Your task:
Write out the records word for word.

(Dataset excerpts)

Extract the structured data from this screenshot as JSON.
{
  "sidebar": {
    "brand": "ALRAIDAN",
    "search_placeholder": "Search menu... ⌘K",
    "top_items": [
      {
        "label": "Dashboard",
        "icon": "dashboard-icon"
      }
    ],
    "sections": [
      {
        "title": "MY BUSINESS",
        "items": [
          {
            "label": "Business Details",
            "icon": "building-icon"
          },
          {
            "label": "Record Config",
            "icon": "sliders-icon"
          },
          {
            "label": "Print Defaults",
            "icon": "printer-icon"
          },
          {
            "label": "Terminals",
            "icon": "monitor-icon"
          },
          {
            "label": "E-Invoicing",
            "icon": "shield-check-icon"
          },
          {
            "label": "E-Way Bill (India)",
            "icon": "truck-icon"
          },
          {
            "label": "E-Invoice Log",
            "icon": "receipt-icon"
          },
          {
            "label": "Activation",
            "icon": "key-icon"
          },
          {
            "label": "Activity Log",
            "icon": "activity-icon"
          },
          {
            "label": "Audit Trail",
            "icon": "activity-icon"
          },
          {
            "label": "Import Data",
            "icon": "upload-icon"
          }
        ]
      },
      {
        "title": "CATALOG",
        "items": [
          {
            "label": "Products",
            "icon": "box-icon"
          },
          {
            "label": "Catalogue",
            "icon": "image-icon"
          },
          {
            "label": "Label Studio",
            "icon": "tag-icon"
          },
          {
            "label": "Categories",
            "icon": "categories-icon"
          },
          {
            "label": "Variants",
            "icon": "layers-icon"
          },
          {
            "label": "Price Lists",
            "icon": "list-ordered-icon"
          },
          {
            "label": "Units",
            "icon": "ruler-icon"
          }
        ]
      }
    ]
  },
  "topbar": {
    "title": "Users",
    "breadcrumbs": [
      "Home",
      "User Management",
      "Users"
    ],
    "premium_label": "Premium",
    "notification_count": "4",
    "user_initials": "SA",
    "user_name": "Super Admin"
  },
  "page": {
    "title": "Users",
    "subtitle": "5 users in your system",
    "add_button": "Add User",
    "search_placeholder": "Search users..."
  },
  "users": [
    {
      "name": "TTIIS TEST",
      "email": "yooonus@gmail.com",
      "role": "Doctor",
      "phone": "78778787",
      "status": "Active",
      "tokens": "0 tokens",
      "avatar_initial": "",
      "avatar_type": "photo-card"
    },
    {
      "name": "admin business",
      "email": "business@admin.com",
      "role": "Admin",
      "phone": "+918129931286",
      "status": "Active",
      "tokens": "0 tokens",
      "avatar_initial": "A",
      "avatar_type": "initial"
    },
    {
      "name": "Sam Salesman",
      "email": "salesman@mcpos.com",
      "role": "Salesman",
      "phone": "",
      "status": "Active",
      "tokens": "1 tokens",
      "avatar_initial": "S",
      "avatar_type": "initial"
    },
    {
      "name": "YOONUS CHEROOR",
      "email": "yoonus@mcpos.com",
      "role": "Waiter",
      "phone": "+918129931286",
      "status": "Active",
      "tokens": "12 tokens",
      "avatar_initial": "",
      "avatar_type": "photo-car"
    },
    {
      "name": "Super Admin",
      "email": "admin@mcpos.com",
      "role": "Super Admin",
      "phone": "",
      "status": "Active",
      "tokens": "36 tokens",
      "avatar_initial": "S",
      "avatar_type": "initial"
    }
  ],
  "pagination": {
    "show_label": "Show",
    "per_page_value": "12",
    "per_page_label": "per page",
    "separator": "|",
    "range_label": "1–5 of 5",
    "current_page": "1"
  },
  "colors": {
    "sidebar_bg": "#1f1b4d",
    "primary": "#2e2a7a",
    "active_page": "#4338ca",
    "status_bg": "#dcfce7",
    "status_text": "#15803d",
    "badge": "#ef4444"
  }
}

Answer section:
Extract the structured data from this screenshot as JSON.
{
  "sidebar": {
    "brand": "ALRAIDAN",
    "search_placeholder": "Search menu... ⌘K",
    "top_items": [
      {
        "label": "Dashboard",
        "icon": "dashboard-icon"
      }
    ],
    "sections": [
      {
        "title": "MY BUSINESS",
        "items": [
          {
            "label": "Business Details",
            "icon": "building-icon"
          },
          {
            "label": "Record Config",
            "icon": "sliders-icon"
          },
          {
            "label": "Print Defaults",
            "icon": "printer-icon"
          },
          {
            "label": "Terminals",
            "icon": "monitor-icon"
          },
          {
            "label": "E-Invoicing",
            "icon": "shield-check-icon"
          },
          {
            "label": "E-Way Bill (India)",
            "icon": "truck-icon"
          },
          {
            "label": "E-Invoice Log",
            "icon": "receipt-icon"
          },
          {
            "label": "Activation",
            "icon": "key-icon"
          },
          {
            "label": "Activity Log",
            "icon": "activity-icon"
          },
          {
            "label": "Audit Trail",
            "icon": "activity-icon"
          },
          {
            "label": "Import Data",
            "icon": "upload-icon"
          }
        ]
      },
      {
        "title": "CATALOG",
        "items": [
          {
            "label": "Products",
            "icon": "box-icon"
          },
          {
            "label": "Catalogue",
            "icon": "image-icon"
          },
          {
            "label": "Label Studio",
            "icon": "tag-icon"
          },
          {
            "label": "Categories",
            "icon": "categories-icon"
          },
          {
            "label": "Variants",
            "icon": "layers-icon"
          },
          {
            "label": "Price Lists",
            "icon": "list-ordered-icon"
          },
          {
            "label": "Units",
            "icon": "ruler-icon"
          }
        ]
      }
    ]
  },
  "topbar": {
    "title": "Users",
    "breadcrumbs": [
      "Home",
      "User Management",
      "Users"
    ],
    "premium_label": "Premium",
    "notification_count": "4",
    "user_initials": "SA",
    "user_name": "Super Admin"
  },
  "page": {
    "title": "Users",
    "subtitle": "5 users in your system",
    "add_button": "Add User",
    "search_placeholder": "Search users..."
  },
  "users": [
    {
      "name": "TTIIS TEST",
      "email": "yooonus@gmail.com",
      "role": "Doctor",
      "phone": "78778787",
      "status": "Active",
      "tokens": "0 tokens",
      "avatar_initial": "",
      "avatar_type": "photo-card"
    },
    {
      "name": "admin business",
      "email": "business@admin.com",
      "role": "Admin",
      "phone": "+918129931286",
      "status": "Active",
      "tokens": "0 tokens",
      "avatar_initial": "A",
      "avatar_type": "initial"
    },
    {
      "name": "Sam Salesman",
      "email": "salesman@mcpos.com",
      "role": "Salesman",
      "phone": "",
      "status": "Active",
      "tokens": "1 tokens",
      "avatar_initial": "S",
      "avatar_type": "initial"
    },
    {
      "name": "YOONUS CHEROOR",
      "email": "yoonus@mcpos.com",
      "role": "Waiter",
      "phone": "+918129931286",
      "status": "Active",
      "tokens": "12 tokens",
      "avatar_initial": "",
      "avatar_type": "photo-car"
    },
    {
      "name": "Super Admin",
      "email": "admin@mcpos.com",
      "role": "Super Admin",
      "phone": "",
      "status": "Active",
      "tokens": "36 tokens",
      "avatar_initial": "S",
      "avatar_type": "initial"
    }
  ],
  "pagination": {
    "show_label": "Show",
    "per_page_value": "12",
    "per_page_label": "per page",
    "separator": "|",
    "range_label": "1–5 of 5",
    "current_page": "1"
  },
  "colors": {
    "sidebar_bg": "#1f1b4d",
    "primary": "#2e2a7a",
    "active_page": "#4338ca",
    "status_bg": "#dcfce7",
    "status_text": "#15803d",
    "badge": "#ef4444"
  }
}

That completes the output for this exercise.